=== DATASET RECORDS ===

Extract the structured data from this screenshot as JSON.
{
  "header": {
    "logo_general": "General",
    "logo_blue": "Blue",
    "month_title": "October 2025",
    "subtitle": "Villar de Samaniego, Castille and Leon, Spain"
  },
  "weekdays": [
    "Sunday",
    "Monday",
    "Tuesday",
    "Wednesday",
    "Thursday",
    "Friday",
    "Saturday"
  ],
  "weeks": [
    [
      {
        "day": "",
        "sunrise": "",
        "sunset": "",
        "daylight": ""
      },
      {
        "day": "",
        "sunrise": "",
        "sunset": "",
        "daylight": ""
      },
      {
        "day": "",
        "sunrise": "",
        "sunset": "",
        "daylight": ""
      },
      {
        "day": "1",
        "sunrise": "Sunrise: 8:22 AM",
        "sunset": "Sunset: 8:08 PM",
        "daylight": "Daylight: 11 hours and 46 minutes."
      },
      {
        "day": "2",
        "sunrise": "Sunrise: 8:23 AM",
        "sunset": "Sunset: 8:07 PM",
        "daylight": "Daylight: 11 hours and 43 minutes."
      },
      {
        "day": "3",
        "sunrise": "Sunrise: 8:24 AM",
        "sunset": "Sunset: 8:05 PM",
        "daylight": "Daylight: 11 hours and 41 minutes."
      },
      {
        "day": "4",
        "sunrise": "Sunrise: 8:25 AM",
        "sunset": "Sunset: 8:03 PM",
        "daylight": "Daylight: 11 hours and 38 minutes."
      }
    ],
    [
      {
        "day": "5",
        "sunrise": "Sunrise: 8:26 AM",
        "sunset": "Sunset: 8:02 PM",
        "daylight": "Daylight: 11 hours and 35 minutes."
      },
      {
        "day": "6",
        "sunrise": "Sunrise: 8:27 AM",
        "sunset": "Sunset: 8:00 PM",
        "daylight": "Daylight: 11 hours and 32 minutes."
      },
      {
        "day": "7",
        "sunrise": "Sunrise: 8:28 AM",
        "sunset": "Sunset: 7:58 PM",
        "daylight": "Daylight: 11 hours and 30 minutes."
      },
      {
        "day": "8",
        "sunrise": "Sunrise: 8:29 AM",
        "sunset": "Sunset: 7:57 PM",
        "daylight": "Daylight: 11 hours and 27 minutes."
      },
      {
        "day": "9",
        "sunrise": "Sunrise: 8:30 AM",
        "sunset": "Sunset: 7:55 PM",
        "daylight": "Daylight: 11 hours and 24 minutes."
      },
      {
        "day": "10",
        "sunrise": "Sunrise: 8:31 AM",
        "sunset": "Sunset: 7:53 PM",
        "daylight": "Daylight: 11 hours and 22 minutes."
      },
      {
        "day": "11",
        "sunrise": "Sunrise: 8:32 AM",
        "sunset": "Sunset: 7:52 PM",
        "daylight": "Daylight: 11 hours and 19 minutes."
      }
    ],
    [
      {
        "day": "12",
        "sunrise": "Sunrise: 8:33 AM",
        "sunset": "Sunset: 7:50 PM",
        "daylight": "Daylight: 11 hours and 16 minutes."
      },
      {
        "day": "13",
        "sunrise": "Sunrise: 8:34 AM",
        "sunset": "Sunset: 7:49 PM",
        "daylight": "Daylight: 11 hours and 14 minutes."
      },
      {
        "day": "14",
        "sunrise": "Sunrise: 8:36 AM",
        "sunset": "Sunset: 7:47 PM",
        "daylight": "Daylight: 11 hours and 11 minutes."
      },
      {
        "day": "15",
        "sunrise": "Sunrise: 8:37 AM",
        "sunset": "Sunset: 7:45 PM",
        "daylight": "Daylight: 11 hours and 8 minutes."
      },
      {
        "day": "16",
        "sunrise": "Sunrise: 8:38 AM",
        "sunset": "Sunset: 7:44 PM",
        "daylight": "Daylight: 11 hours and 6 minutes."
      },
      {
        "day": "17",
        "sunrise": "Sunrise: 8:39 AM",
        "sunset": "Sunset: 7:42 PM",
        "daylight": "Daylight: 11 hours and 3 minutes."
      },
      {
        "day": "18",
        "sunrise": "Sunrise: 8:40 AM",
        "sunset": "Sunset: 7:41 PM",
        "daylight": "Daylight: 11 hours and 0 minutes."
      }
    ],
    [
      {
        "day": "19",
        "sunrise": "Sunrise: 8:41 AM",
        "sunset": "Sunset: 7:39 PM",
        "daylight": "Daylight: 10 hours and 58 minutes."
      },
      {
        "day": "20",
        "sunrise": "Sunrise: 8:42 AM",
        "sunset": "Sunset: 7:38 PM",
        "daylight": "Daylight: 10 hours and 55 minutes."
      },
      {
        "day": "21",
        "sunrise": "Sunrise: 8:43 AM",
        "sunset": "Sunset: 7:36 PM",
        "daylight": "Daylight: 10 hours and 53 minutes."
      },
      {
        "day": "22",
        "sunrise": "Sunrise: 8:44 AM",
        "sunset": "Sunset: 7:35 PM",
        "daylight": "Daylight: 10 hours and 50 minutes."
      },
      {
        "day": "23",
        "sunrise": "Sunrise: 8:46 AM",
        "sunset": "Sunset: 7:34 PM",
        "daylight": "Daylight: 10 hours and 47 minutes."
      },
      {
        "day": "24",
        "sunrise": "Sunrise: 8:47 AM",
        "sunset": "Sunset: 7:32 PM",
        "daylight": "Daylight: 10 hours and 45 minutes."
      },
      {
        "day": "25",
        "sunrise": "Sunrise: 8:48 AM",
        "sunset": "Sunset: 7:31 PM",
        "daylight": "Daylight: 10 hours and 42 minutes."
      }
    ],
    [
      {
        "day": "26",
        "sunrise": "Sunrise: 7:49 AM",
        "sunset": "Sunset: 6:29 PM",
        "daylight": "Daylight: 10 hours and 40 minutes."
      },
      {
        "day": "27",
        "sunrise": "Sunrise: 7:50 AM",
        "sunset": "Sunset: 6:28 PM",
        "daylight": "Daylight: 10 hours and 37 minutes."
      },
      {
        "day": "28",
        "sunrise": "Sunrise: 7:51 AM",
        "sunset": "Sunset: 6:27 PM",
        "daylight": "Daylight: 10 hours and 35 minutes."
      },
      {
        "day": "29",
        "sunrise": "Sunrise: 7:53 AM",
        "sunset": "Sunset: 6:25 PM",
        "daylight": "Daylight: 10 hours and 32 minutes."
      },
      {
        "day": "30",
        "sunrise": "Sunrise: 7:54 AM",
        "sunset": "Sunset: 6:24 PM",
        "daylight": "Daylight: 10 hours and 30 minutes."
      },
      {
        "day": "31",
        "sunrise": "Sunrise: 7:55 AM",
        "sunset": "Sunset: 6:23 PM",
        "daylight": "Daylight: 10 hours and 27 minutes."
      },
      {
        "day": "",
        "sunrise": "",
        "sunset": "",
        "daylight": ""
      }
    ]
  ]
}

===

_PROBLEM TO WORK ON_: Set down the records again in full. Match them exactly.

_OUTPUT FOR THIS TASK_:
Extract the structured data from this screenshot as JSON.
{
  "header": {
    "logo_general": "General",
    "logo_blue": "Blue",
    "month_title": "October 2025",
    "subtitle": "Villar de Samaniego, Castille and Leon, Spain"
  },
  "weekdays": [
    "Sunday",
    "Monday",
    "Tuesday",
    "Wednesday",
    "Thursday",
    "Friday",
    "Saturday"
  ],
  "weeks": [
    [
      {
        "day": "",
        "sunrise": "",
        "sunset": "",
        "daylight": ""
      },
      {
        "day": "",
        "sunrise": "",
        "sunset": "",
        "daylight": ""
      },
      {
        "day": "",
        "sunrise": "",
        "sunset": "",
        "daylight": ""
      },
      {
        "day": "1",
        "sunrise": "Sunrise: 8:22 AM",
        "sunset": "Sunset: 8:08 PM",
        "daylight": "Daylight: 11 hours and 46 minutes."
      },
      {
        "day": "2",
        "sunrise": "Sunrise: 8:23 AM",
        "sunset": "Sunset: 8:07 PM",
        "daylight": "Daylight: 11 hours and 43 minutes."
      },
      {
        "day": "3",
        "sunrise": "Sunrise: 8:24 AM",
        "sunset": "Sunset: 8:05 PM",
        "daylight": "Daylight: 11 hours and 41 minutes."
      },
      {
        "day": "4",
        "sunrise": "Sunrise: 8:25 AM",
        "sunset": "Sunset: 8:03 PM",
        "daylight": "Daylight: 11 hours and 38 minutes."
      }
    ],
    [
      {
        "day": "5",
        "sunrise": "Sunrise: 8:26 AM",
        "sunset": "Sunset: 8:02 PM",
        "daylight": "Daylight: 11 hours and 35 minutes."
      },
      {
        "day": "6",
        "sunrise": "Sunrise: 8:27 AM",
        "sunset": "Sunset: 8:00 PM",
        "daylight": "Daylight: 11 hours and 32 minutes."
      },
      {
        "day": "7",
        "sunrise": "Sunrise: 8:28 AM",
        "sunset": "Sunset: 7:58 PM",
        "daylight": "Daylight: 11 hours and 30 minutes."
      },
      {
        "day": "8",
        "sunrise": "Sunrise: 8:29 AM",
        "sunset": "Sunset: 7:57 PM",
        "daylight": "Daylight: 11 hours and 27 minutes."
      },
      {
        "day": "9",
        "sunrise": "Sunrise: 8:30 AM",
        "sunset": "Sunset: 7:55 PM",
        "daylight": "Daylight: 11 hours and 24 minutes."
      },
      {
        "day": "10",
        "sunrise": "Sunrise: 8:31 AM",
        "sunset": "Sunset: 7:53 PM",
        "daylight": "Daylight: 11 hours and 22 minutes."
      },
      {
        "day": "11",
        "sunrise": "Sunrise: 8:32 AM",
        "sunset": "Sunset: 7:52 PM",
        "daylight": "Daylight: 11 hours and 19 minutes."
      }
    ],
    [
      {
        "day": "12",
        "sunrise": "Sunrise: 8:33 AM",
        "sunset": "Sunset: 7:50 PM",
        "daylight": "Daylight: 11 hours and 16 minutes."
      },
      {
        "day": "13",
        "sunrise": "Sunrise: 8:34 AM",
        "sunset": "Sunset: 7:49 PM",
        "daylight": "Daylight: 11 hours and 14 minutes."
      },
      {
        "day": "14",
        "sunrise": "Sunrise: 8:36 AM",
        "sunset": "Sunset: 7:47 PM",
        "daylight": "Daylight: 11 hours and 11 minutes."
      },
      {
        "day": "15",
        "sunrise": "Sunrise: 8:37 AM",
        "sunset": "Sunset: 7:45 PM",
        "daylight": "Daylight: 11 hours and 8 minutes."
      },
      {
        "day": "16",
        "sunrise": "Sunrise: 8:38 AM",
        "sunset": "Sunset: 7:44 PM",
        "daylight": "Daylight: 11 hours and 6 minutes."
      },
      {
        "day": "17",
        "sunrise": "Sunrise: 8:39 AM",
        "sunset": "Sunset: 7:42 PM",
        "daylight": "Daylight: 11 hours and 3 minutes."
      },
      {
        "day": "18",
        "sunrise": "Sunrise: 8:40 AM",
        "sunset": "Sunset: 7:41 PM",
        "daylight": "Daylight: 11 hours and 0 minutes."
      }
    ],
    [
      {
        "day": "19",
        "sunrise": "Sunrise: 8:41 AM",
        "sunset": "Sunset: 7:39 PM",
        "daylight": "Daylight: 10 hours and 58 minutes."
      },
      {
        "day": "20",
        "sunrise": "Sunrise: 8:42 AM",
        "sunset": "Sunset: 7:38 PM",
        "daylight": "Daylight: 10 hours and 55 minutes."
      },
      {
        "day": "21",
        "sunrise": "Sunrise: 8:43 AM",
        "sunset": "Sunset: 7:36 PM",
        "daylight": "Daylight: 10 hours and 53 minutes."
      },
      {
        "day": "22",
        "sunrise": "Sunrise: 8:44 AM",
        "sunset": "Sunset: 7:35 PM",
        "daylight": "Daylight: 10 hours and 50 minutes."
      },
      {
        "day": "23",
        "sunrise": "Sunrise: 8:46 AM",
        "sunset": "Sunset: 7:34 PM",
        "daylight": "Daylight: 10 hours and 47 minutes."
      },
      {
        "day": "24",
        "sunrise": "Sunrise: 8:47 AM",
        "sunset": "Sunset: 7:32 PM",
        "daylight": "Daylight: 10 hours and 45 minutes."
      },
      {
        "day": "25",
        "sunrise": "Sunrise: 8:48 AM",
        "sunset": "Sunset: 7:31 PM",
        "daylight": "Daylight: 10 hours and 42 minutes."
      }
    ],
    [
      {
        "day": "26",
        "sunrise": "Sunrise: 7:49 AM",
        "sunset": "Sunset: 6:29 PM",
        "daylight": "Daylight: 10 hours and 40 minutes."
      },
      {
        "day": "27",
        "sunrise": "Sunrise: 7:50 AM",
        "sunset": "Sunset: 6:28 PM",
        "daylight": "Daylight: 10 hours and 37 minutes."
      },
      {
        "day": "28",
        "sunrise": "Sunrise: 7:51 AM",
        "sunset": "Sunset: 6:27 PM",
        "daylight": "Daylight: 10 hours and 35 minutes."
      },
      {
        "day": "29",
        "sunrise": "Sunrise: 7:53 AM",
        "sunset": "Sunset: 6:25 PM",
        "daylight": "Daylight: 10 hours and 32 minutes."
      },
      {
        "day": "30",
        "sunrise": "Sunrise: 7:54 AM",
        "sunset": "Sunset: 6:24 PM",
        "daylight": "Daylight: 10 hours and 30 minutes."
      },
      {
        "day": "31",
        "sunrise": "Sunrise: 7:55 AM",
        "sunset": "Sunset: 6:23 PM",
        "daylight": "Daylight: 10 hours and 27 minutes."
      },
      {
        "day": "",
        "sunrise": "",
        "sunset": "",
        "daylight": ""
      }
    ]
  ]
}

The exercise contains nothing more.